Problem to work on: Across the entries that follow, tally every line holding the word "this" and reply with the count alone.

___ Exercise data ___

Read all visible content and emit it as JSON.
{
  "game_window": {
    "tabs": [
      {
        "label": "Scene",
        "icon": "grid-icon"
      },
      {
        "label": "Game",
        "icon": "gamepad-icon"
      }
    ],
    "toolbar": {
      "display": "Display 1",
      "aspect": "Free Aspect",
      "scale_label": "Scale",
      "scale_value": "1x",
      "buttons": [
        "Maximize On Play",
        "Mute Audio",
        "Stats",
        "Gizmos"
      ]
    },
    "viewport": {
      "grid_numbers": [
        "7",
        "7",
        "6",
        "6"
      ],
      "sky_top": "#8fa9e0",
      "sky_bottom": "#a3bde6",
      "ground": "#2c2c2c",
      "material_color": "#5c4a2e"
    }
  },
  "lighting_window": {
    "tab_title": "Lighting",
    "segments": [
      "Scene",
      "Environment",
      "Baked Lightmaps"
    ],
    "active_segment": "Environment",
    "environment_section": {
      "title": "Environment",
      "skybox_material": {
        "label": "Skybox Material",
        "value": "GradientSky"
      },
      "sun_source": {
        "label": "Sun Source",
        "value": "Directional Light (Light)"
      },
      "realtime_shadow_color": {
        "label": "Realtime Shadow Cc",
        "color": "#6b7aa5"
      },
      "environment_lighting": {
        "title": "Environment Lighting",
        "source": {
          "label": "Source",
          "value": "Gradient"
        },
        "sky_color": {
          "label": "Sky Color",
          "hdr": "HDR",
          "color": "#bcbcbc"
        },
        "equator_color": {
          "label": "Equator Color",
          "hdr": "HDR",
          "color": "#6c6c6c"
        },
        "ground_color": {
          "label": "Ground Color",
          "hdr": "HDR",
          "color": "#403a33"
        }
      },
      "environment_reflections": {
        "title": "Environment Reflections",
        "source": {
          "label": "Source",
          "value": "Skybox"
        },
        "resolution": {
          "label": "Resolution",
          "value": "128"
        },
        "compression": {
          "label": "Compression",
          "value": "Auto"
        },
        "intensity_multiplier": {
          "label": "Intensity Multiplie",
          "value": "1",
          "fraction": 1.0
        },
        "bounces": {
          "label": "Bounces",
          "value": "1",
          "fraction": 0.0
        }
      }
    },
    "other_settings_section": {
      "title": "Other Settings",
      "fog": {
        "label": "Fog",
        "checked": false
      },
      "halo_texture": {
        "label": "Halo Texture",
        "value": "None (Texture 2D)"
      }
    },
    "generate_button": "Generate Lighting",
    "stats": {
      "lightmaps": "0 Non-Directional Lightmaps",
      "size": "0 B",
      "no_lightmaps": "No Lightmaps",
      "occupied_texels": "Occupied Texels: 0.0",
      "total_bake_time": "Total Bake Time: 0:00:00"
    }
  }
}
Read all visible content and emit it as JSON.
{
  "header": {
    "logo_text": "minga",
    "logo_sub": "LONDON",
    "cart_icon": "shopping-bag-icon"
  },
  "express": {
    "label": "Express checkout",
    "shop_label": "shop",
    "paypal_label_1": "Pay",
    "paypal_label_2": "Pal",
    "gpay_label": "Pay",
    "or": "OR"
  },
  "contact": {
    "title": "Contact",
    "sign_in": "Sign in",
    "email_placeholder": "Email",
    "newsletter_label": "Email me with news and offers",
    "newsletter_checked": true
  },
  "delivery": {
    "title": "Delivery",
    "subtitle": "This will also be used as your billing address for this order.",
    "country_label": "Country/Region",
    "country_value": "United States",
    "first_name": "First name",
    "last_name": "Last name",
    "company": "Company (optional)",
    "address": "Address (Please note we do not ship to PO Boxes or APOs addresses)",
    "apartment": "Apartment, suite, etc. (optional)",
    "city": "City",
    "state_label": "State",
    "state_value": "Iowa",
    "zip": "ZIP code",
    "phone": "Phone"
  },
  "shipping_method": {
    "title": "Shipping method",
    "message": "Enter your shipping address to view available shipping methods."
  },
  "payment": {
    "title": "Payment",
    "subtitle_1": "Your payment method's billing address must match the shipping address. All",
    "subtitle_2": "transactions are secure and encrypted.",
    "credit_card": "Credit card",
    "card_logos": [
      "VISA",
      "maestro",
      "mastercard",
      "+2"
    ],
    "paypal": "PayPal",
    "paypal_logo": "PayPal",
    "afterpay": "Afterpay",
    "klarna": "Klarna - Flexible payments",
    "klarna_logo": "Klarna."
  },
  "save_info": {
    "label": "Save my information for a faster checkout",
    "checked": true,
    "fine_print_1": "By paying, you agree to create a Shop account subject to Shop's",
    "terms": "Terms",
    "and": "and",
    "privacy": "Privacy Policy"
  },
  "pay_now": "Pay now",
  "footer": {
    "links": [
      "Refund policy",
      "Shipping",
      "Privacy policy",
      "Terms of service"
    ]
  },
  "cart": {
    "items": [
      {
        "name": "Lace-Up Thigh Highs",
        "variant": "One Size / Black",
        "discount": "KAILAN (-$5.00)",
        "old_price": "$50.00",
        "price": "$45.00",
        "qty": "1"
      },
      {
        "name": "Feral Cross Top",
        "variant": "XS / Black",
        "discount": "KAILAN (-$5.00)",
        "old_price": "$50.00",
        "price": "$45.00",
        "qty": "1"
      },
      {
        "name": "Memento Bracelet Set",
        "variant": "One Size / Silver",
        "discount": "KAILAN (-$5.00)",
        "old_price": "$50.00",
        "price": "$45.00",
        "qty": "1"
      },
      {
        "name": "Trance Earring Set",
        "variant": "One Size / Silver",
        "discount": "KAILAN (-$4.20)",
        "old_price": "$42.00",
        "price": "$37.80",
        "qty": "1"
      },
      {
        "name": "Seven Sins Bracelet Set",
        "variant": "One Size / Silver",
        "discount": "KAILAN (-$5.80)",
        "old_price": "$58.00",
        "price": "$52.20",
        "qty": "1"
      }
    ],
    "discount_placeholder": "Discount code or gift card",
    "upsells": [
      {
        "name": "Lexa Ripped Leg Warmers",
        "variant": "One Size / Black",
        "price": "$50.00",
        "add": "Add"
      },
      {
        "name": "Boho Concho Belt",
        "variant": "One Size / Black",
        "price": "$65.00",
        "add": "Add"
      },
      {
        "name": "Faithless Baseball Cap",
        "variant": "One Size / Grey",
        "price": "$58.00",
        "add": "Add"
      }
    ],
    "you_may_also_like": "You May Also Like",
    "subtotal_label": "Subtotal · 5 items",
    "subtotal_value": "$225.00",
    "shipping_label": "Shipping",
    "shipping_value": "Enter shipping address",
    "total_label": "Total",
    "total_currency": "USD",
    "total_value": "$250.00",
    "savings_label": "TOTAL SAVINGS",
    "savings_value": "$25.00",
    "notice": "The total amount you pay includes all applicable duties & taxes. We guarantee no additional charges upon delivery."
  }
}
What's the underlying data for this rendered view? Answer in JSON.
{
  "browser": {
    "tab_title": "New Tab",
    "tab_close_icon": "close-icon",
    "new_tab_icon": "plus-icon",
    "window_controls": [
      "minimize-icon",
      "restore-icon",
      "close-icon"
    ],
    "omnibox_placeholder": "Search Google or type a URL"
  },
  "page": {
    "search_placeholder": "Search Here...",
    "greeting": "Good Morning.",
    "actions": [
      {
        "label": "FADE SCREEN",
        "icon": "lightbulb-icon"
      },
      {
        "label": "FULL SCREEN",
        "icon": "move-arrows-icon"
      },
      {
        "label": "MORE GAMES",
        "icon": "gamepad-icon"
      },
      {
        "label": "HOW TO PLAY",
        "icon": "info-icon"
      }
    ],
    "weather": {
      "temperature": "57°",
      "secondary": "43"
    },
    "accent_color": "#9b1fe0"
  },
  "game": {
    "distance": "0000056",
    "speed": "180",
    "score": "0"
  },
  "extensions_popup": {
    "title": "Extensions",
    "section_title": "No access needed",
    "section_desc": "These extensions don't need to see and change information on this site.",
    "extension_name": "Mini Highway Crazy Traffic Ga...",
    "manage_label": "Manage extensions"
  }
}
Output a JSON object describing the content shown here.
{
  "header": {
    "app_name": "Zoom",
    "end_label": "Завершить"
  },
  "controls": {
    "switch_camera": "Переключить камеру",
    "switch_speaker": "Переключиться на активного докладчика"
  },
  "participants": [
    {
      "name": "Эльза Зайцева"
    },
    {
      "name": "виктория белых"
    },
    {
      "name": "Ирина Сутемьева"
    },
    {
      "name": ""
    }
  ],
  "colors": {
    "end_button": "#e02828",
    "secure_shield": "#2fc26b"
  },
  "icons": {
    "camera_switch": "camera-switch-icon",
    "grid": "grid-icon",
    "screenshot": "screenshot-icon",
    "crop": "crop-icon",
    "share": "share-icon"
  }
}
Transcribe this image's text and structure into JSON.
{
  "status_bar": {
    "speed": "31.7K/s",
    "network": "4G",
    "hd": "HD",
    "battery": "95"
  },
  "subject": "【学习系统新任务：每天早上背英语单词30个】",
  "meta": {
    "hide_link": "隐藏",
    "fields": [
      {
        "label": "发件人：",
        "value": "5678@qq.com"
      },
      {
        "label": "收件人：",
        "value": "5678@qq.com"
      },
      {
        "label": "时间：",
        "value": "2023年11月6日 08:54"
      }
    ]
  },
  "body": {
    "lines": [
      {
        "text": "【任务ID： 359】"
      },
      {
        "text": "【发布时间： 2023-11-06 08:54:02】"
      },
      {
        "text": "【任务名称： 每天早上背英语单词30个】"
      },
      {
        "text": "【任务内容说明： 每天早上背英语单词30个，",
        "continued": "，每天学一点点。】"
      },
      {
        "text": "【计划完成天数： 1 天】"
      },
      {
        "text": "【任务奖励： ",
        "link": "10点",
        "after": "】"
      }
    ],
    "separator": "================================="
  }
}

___

Completed task: 4